Find the word "likes" in the listing below. Copy every line that has it.

WORKING DATA: Begin

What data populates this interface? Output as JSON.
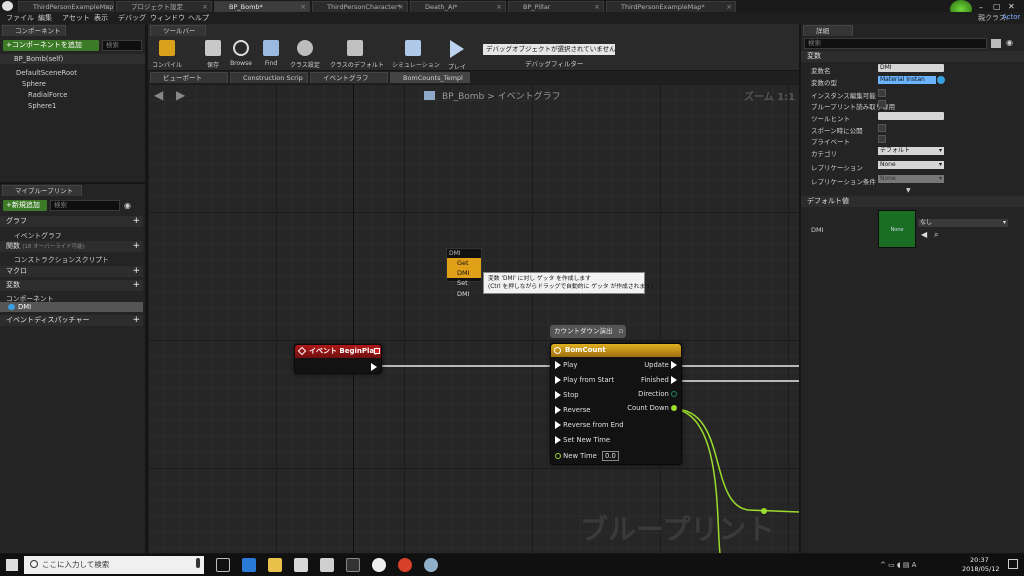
{
  "doc_tabs": [
    "ThirdPersonExampleMap*",
    "プロジェクト設定",
    "BP_Bomb*",
    "ThirdPersonCharacter*",
    "Death_AI*",
    "BP_Pillar",
    "ThirdPersonExampleMap*"
  ],
  "top_right": {
    "parent_class_label": "親クラス:",
    "parent_class_value": "Actor"
  },
  "menu": [
    "ファイル",
    "編集",
    "アセット",
    "表示",
    "デバッグ",
    "ウィンドウ",
    "ヘルプ"
  ],
  "components_panel": {
    "tab": "コンポーネント",
    "add_button": "+コンポーネントを追加",
    "search_placeholder": "検索",
    "self_item": "BP_Bomb(self)",
    "tree": [
      "DefaultSceneRoot",
      "Sphere",
      "RadialForce",
      "Sphere1"
    ]
  },
  "my_blueprint_panel": {
    "tab": "マイブループリント",
    "add_button": "+新規追加",
    "search_placeholder": "検索",
    "graph_section": "グラフ",
    "event_graph": "イベントグラフ",
    "functions_section": "関数",
    "functions_override": "(18 オーバーライド可能)",
    "construction_script": "コンストラクションスクリプト",
    "macros_section": "マクロ",
    "variables_section": "変数",
    "components_subsection": "コンポーネント",
    "dmi_var": "DMI",
    "event_dispatchers": "イベントディスパッチャー"
  },
  "toolbar": {
    "tab": "ツールバー",
    "buttons": [
      "コンパイル",
      "保存",
      "Browse",
      "Find",
      "クラス設定",
      "クラスのデフォルト",
      "シミュレーション",
      "プレイ"
    ],
    "debug_dropdown": "デバッグオブジェクトが選択されていません",
    "debug_filter_label": "デバッグフィルター"
  },
  "graph_tabs": [
    "ビューポート",
    "Construction Scrip",
    "イベントグラフ",
    "BomCounts_Templ"
  ],
  "graph": {
    "breadcrumb_bp": "BP_Bomb",
    "breadcrumb_sep": ">",
    "breadcrumb_graph": "イベントグラフ",
    "zoom": "ズーム 1:1",
    "watermark": "ブループリント",
    "context_menu": {
      "header": "DMI",
      "items": [
        "Get DMI",
        "Set DMI"
      ]
    },
    "tooltip_line1": "変数 'DMI' に対し ゲッタ を作成します",
    "tooltip_line2": "(Ctrl を押しながらドラッグで自動的に ゲッタ が作成されます)",
    "comment": "カウントダウン演出",
    "event_node": {
      "title": "イベント BeginPlay"
    },
    "timeline_node": {
      "title": "BomCount",
      "inputs": [
        "Play",
        "Play from Start",
        "Stop",
        "Reverse",
        "Reverse from End",
        "Set New Time",
        "New Time"
      ],
      "new_time_value": "0.0",
      "outputs": [
        "Update",
        "Finished",
        "Direction",
        "Count Down"
      ]
    }
  },
  "details_panel": {
    "tab": "詳細",
    "search_placeholder": "検索",
    "variable_section": "変数",
    "rows": [
      {
        "label": "変数名",
        "value": "DMI"
      },
      {
        "label": "変数の型",
        "value": "Material Instan"
      },
      {
        "label": "インスタンス編集可能",
        "value": ""
      },
      {
        "label": "ブループリント読み取り専用",
        "value": ""
      },
      {
        "label": "ツールヒント",
        "value": ""
      },
      {
        "label": "スポーン時に公開",
        "value": ""
      },
      {
        "label": "プライベート",
        "value": ""
      },
      {
        "label": "カテゴリ",
        "value": "デフォルト"
      },
      {
        "label": "レプリケーション",
        "value": "None"
      },
      {
        "label": "レプリケーション条件",
        "value": "None"
      }
    ],
    "default_section": "デフォルト値",
    "default_var": "DMI",
    "default_thumb": "None",
    "default_value": "なし"
  },
  "taskbar": {
    "search": "ここに入力して検索",
    "time": "20:37",
    "date": "2018/05/12"
  },
  "colors": {
    "event_header": "#a01414",
    "timeline_header": "#d8a010",
    "accent_green": "#3d7a27",
    "float_wire": "#9bdc2c"
  }
}
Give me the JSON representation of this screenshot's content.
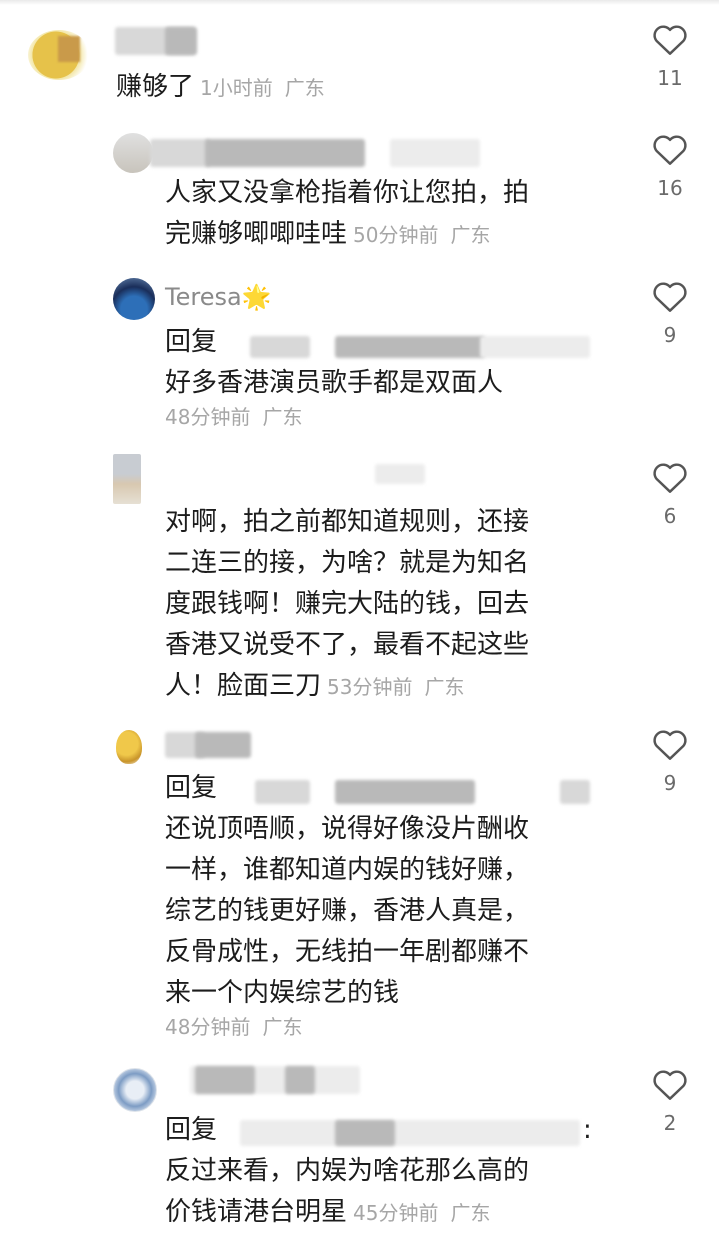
{
  "comments": [
    {
      "text": "赚够了",
      "time": "1小时前",
      "location": "广东",
      "likes": "11"
    },
    {
      "text_lines": [
        "人家又没拿枪指着你让您拍，拍",
        "完赚够唧唧哇哇"
      ],
      "time": "50分钟前",
      "location": "广东",
      "likes": "16"
    },
    {
      "username": "Teresa",
      "username_emoji": "🌟",
      "reply_label": "回复",
      "text": "好多香港演员歌手都是双面人",
      "time": "48分钟前",
      "location": "广东",
      "likes": "9"
    },
    {
      "text_lines": [
        "对啊，拍之前都知道规则，还接",
        "二连三的接，为啥？就是为知名",
        "度跟钱啊！赚完大陆的钱，回去",
        "香港又说受不了，最看不起这些",
        "人！脸面三刀"
      ],
      "time": "53分钟前",
      "location": "广东",
      "likes": "6"
    },
    {
      "reply_label": "回复",
      "text_lines": [
        "还说顶唔顺，说得好像没片酬收",
        "一样，谁都知道内娱的钱好赚，",
        "综艺的钱更好赚，香港人真是，",
        "反骨成性，无线拍一年剧都赚不",
        "来一个内娱综艺的钱"
      ],
      "time": "48分钟前",
      "location": "广东",
      "likes": "9"
    },
    {
      "reply_label": "回复",
      "reply_colon": ":",
      "text_lines": [
        "反过来看，内娱为啥花那么高的",
        "价钱请港台明星"
      ],
      "time": "45分钟前",
      "location": "广东",
      "likes": "2"
    }
  ],
  "icons": {
    "like": "heart-outline-icon"
  },
  "colors": {
    "text": "#1c1c1c",
    "meta": "#a6a6a6",
    "like_stroke": "#555555"
  }
}
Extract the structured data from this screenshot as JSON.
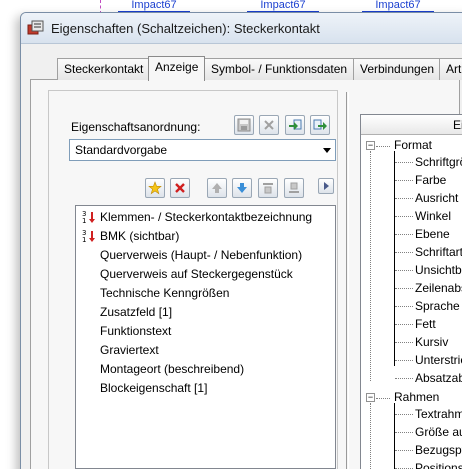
{
  "background": {
    "tabs": [
      "Impact67",
      "Impact67",
      "Impact67"
    ]
  },
  "window": {
    "title": "Eigenschaften (Schaltzeichen): Steckerkontakt"
  },
  "tabs": [
    {
      "label": "Steckerkontakt",
      "active": false
    },
    {
      "label": "Anzeige",
      "active": true
    },
    {
      "label": "Symbol- / Funktionsdaten",
      "active": false
    },
    {
      "label": "Verbindungen",
      "active": false
    },
    {
      "label": "Art",
      "active": false
    }
  ],
  "anzeige": {
    "arrangement_label": "Eigenschaftsanordnung:",
    "arrangement_value": "Standardvorgabe",
    "properties": [
      {
        "label": "Klemmen- / Steckerkontaktbezeichnung",
        "marked": true
      },
      {
        "label": "BMK (sichtbar)",
        "marked": true
      },
      {
        "label": "Querverweis (Haupt- / Nebenfunktion)",
        "marked": false
      },
      {
        "label": "Querverweis auf Steckergegenstück",
        "marked": false
      },
      {
        "label": "Technische Kenngrößen",
        "marked": false
      },
      {
        "label": "Zusatzfeld [1]",
        "marked": false
      },
      {
        "label": "Funktionstext",
        "marked": false
      },
      {
        "label": "Graviertext",
        "marked": false
      },
      {
        "label": "Montageort (beschreibend)",
        "marked": false
      },
      {
        "label": "Blockeigenschaft [1]",
        "marked": false
      }
    ]
  },
  "tree": {
    "header": "Ei",
    "groups": [
      {
        "label": "Format",
        "children": [
          "Schriftgrö",
          "Farbe",
          "Ausricht",
          "Winkel",
          "Ebene",
          "Schriftart",
          "Unsichtb",
          "Zeilenabs",
          "Sprache",
          "Fett",
          "Kursiv",
          "Unterstric",
          "Absatzab"
        ]
      },
      {
        "label": "Rahmen",
        "children": [
          "Textrahm",
          "Größe au",
          "Bezugspf",
          "Positions"
        ]
      }
    ]
  },
  "colors": {
    "accent_blue": "#1a3fd0",
    "marker_red": "#d02020"
  }
}
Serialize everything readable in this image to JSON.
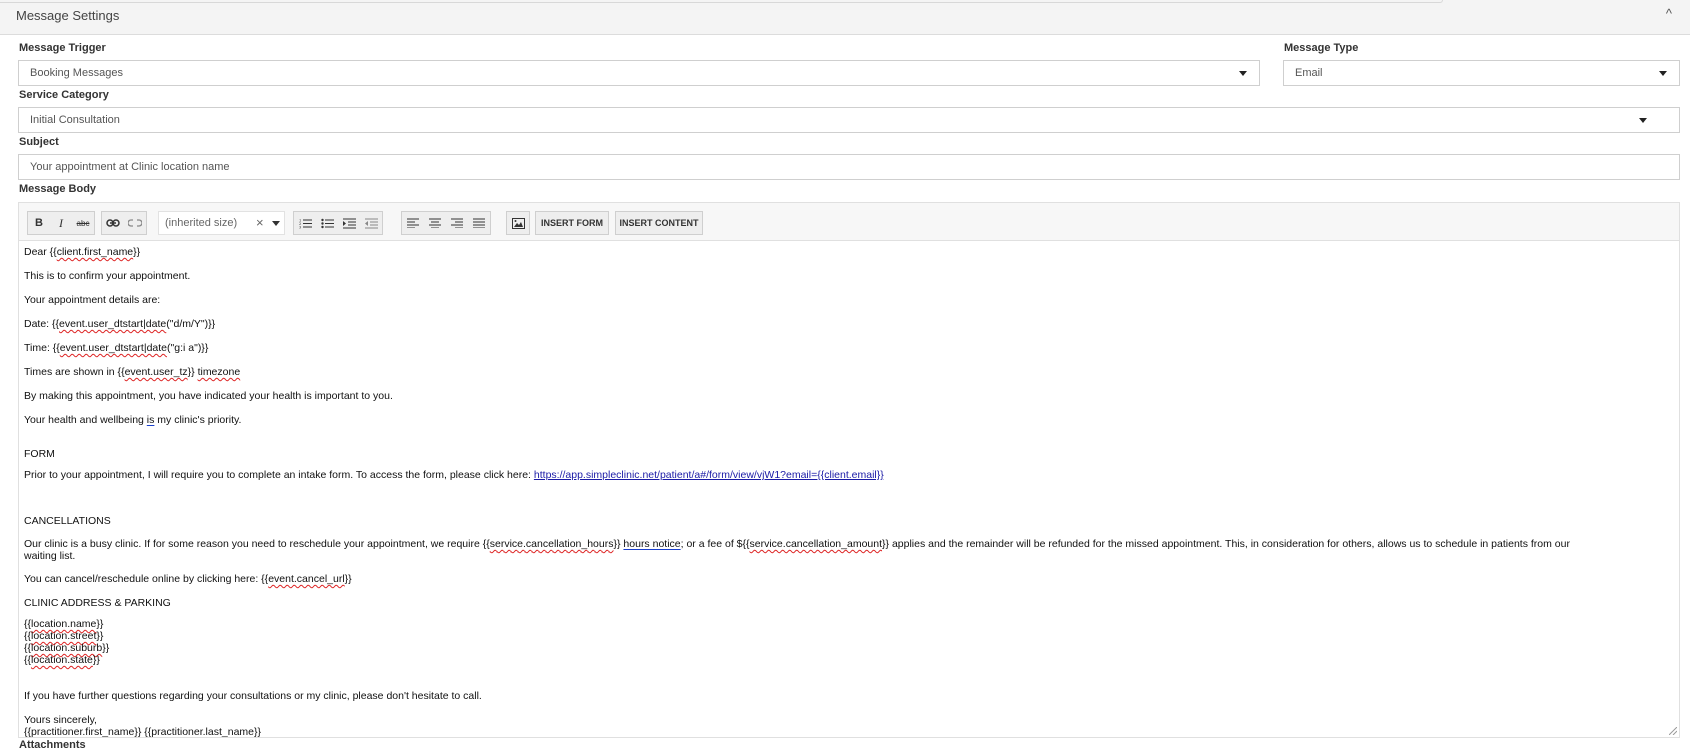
{
  "panel": {
    "title": "Message Settings",
    "collapse_icon": "chevron-up-icon",
    "collapse_glyph": "^"
  },
  "fields": {
    "trigger_label": "Message Trigger",
    "trigger_value": "Booking Messages",
    "type_label": "Message Type",
    "type_value": "Email",
    "category_label": "Service Category",
    "category_value": "Initial Consultation",
    "subject_label": "Subject",
    "subject_value": "Your appointment at Clinic location name",
    "body_label": "Message Body",
    "attachments_label": "Attachments"
  },
  "toolbar": {
    "bold": "B",
    "italic": "I",
    "strike": "abc",
    "font_size": "(inherited size)",
    "clear_glyph": "×",
    "insert_form": "INSERT FORM",
    "insert_content": "INSERT CONTENT",
    "icons": [
      "bold-icon",
      "italic-icon",
      "strikethrough-icon",
      "link-icon",
      "unlink-icon",
      "numbered-list-icon",
      "bulleted-list-icon",
      "indent-icon",
      "outdent-icon",
      "align-left-icon",
      "align-center-icon",
      "align-right-icon",
      "justify-icon",
      "image-icon"
    ]
  },
  "body": {
    "greeting_pre": "Dear {{",
    "greeting_var": "client.first_name",
    "greeting_post": "}}",
    "confirm": "This is to confirm your appointment.",
    "details": "Your appointment details are:",
    "date_pre": "Date: {{",
    "date_var": "event.user_dtstart|date",
    "date_post": "(\"d/m/Y\")}}",
    "time_pre": "Time: {{",
    "time_var": "event.user_dtstart|date",
    "time_post": "(\"g:i a\")}}",
    "tz_pre": "Times are shown in {{",
    "tz_var": "event.user_tz",
    "tz_mid": "}} ",
    "tz_word": "timezone",
    "health": "By making this appointment, you have indicated your health is important to you.",
    "priority_pre": "Your health and wellbeing ",
    "priority_is": "is",
    "priority_post": " my clinic's priority.",
    "form_heading": "FORM",
    "form_text": "Prior to your appointment, I will require you to complete an intake form. To access the form, please click here: ",
    "form_link": "https://app.simpleclinic.net/patient/a#/form/view/vjW1?email={{client.email}}",
    "cancel_heading": "CANCELLATIONS",
    "cancel_p1": "Our clinic is a busy clinic. If for some reason you need to reschedule your appointment, we require {{",
    "cancel_var1": "service.cancellation_hours",
    "cancel_p2": "}} ",
    "cancel_hours": "hours notice",
    "cancel_p3": "; or a fee of ${{",
    "cancel_var2": "service.cancellation_amount",
    "cancel_p4": "}} applies and the remainder will be refunded for the missed appointment. This, in consideration for others, allows us to schedule in patients from our",
    "cancel_line2": "waiting list.",
    "reschedule_pre": "You can cancel/reschedule online by clicking here: {{",
    "reschedule_var": "event.cancel_url",
    "reschedule_post": "}}",
    "address_heading": "CLINIC ADDRESS & PARKING",
    "loc_name": "location.name",
    "loc_street": "location.street",
    "loc_suburb": "location.suburb",
    "loc_state": "location.state",
    "questions": "If you have further questions regarding your consultations or my clinic, please don't hesitate to call.",
    "sincerely": "Yours sincerely,",
    "sig_var1": "practitioner.first_name",
    "sig_var2": "practitioner.last_name"
  }
}
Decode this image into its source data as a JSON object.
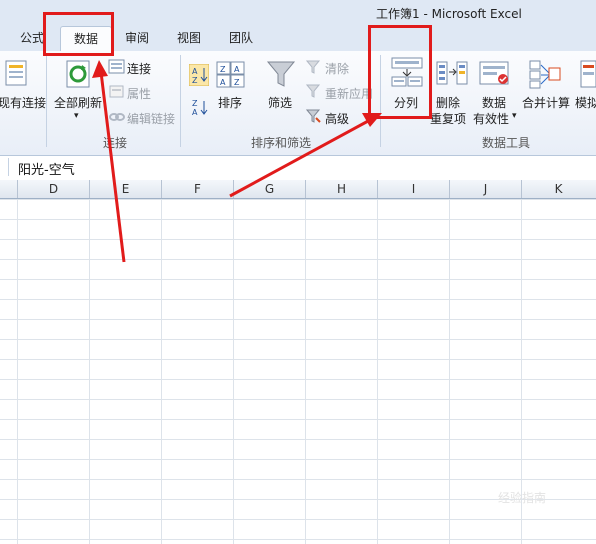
{
  "window": {
    "title": "工作簿1 - Microsoft Excel"
  },
  "tabs": [
    {
      "label": "公式"
    },
    {
      "label": "数据"
    },
    {
      "label": "审阅"
    },
    {
      "label": "视图"
    },
    {
      "label": "团队"
    }
  ],
  "ribbon": {
    "existing_connections": "现有连接",
    "refresh_all": "全部刷新",
    "connections": "连接",
    "properties": "属性",
    "edit_links": "编辑链接",
    "group_connections": "连接",
    "sort_asc_icon": "sort-asc-icon",
    "sort_desc_icon": "sort-desc-icon",
    "sort": "排序",
    "filter": "筛选",
    "clear": "清除",
    "reapply": "重新应用",
    "advanced": "高级",
    "group_sort_filter": "排序和筛选",
    "text_to_columns": "分列",
    "remove_dup_line1": "删除",
    "remove_dup_line2": "重复项",
    "data_validation_line1": "数据",
    "data_validation_line2": "有效性",
    "consolidate": "合并计算",
    "what_if": "模拟",
    "group_data_tools": "数据工具"
  },
  "formula_bar": {
    "content": "阳光-空气"
  },
  "columns": [
    "D",
    "E",
    "F",
    "G",
    "H",
    "I",
    "J",
    "K"
  ],
  "annotations": {
    "highlight_color": "#e11b1b"
  },
  "watermark": "经验指南"
}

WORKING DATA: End

:: SOLVED EXERCISE ::
      "likes": "11"
      "likes": "16"
      "likes": "9"
      "likes": "6"
      "likes": "9"
      "likes": "2"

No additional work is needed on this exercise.